How have changes in Melbourne affected the lives of people?
From the Yarra Healing website: essential learnings.
About the Kulin Nation
When Europeans first settled the Port Phillip region it was already occupied by five Aboriginal language groups. These groups spoke a related language and were part of the KULIN (Koolin) nation of peoples. The people are:
Each of these groups consisted of up to six or more land-owning units called clans that spoke a related language and were connected through cultural and mutual interests, totems, trading initiatives and marriage ties.
Traditionally, the Kulin lived as hunters and gatherers for many generations. Seasonal changes in the weather and availability of foods would determine where campsites were located.
When developing units of work on this particular topic, the following learnings need to be considered:
Chapman, H, and Stillman, J, 2005, Melbourne Then and Now, Thunder Bay Press, San Diego, California
Eidelson, M, The Melbourne Dreaming: A guide to the Aboriginal places of Melbourne, Aboriginal Studies Press, Canberra, 1997. This book is helpful for teachers in building local background information, as well as identifying local places that could be incorporated into an excursion.
Presland, G, Aboriginal Melbourne: The lost land of the Kulin people, Harriland Press, Forest Hill, Australia, 2001. This book is helpful for teachers in building background information about the history of the Aboriginal people around the Melbourne area.
Wheatley, N. My Place, Kane/Miller Books, 1994
www.yarrahealing.melb.catholic.edu.au The Yarra Healing website contains information about the 5 language groups that make up the Kulin Nation. It also contains descriptions of boundaries, stories about the language groups told by Elders and Dreamtime stories relating to the formation of particular landmarks such as the Yarra River.
www.museumvictoria.com.au/marvellous/index.asp contains a simply written history of Melbourne from 1835 onwards with paintings and photographs.
www.whitehat.com.au/melbourne/History/HistoryM.asp contains historical details regarding the early settlement of Melbourne
www.australianscreen.com.au Film clips of early Melbourne can be found on this website.
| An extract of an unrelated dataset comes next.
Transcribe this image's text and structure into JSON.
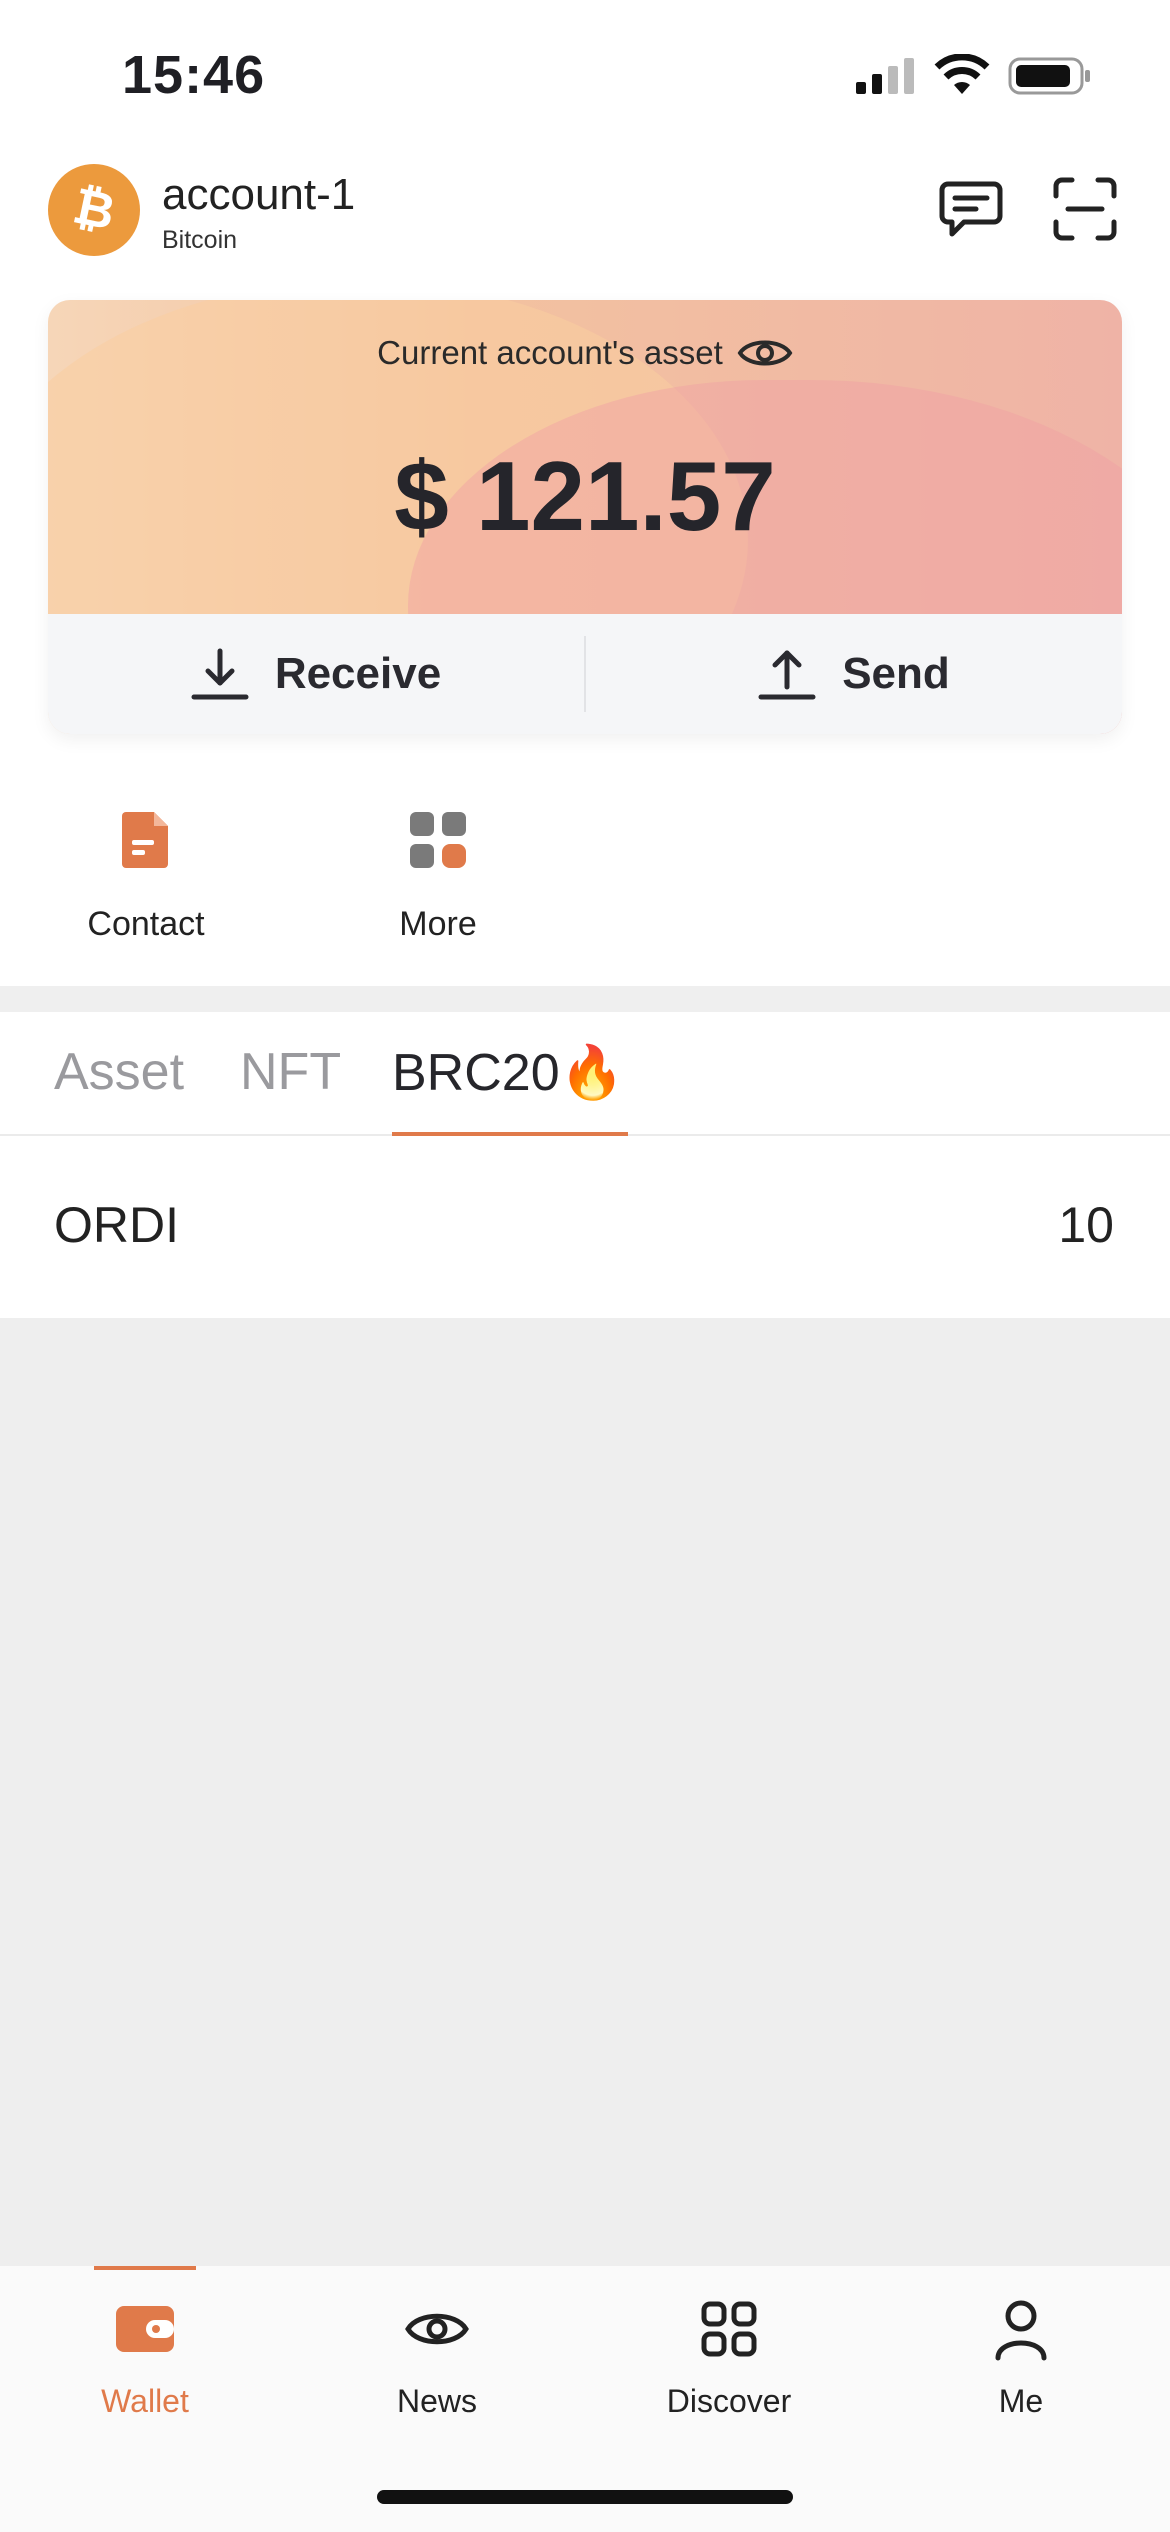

Good clips for giving students a visual image of aspects of Melbourne include:
www.museumvictoria.com.au/MelbourneMuseum/WhatsOn/Current-Exhibitions/MelbourneStory/Favourite-Objects/ Features photographs and video clips about artefacts featured in the Melbourne Story exhibition at the Melbourne Museum.
www.emhs.org.au/gallery/early_melbourne East Melbourne Historical Society. This site contains pictures from early settlement days in Melbourne.
www.onlymelbourne.com.au This site contains a timeline showing Significant dates and events/Melbourne, note the amount of times the Yarra River has flooded. Also of interest is the Google Earth Alphabet made up of sites in Victoria.
www.melbourne.vic.gov.au/rsrc/PDFs/History/Historydates.pdf Another website citing key dates but only from 1835 onwards.
www.walkingmelbourne.com/city.html contains a brief overview of Melbourne and some good photographs of Melbourne today and in the past.
www.vaeai.org.au/regions/index.html You can find your Local Aboriginal and Torres Strait Islander Education Consultative Group (LAECG) through the VAEAI website.
Photographs from the above websites. Families may also have some photographs of Melbourne or the local areas showing changes over time.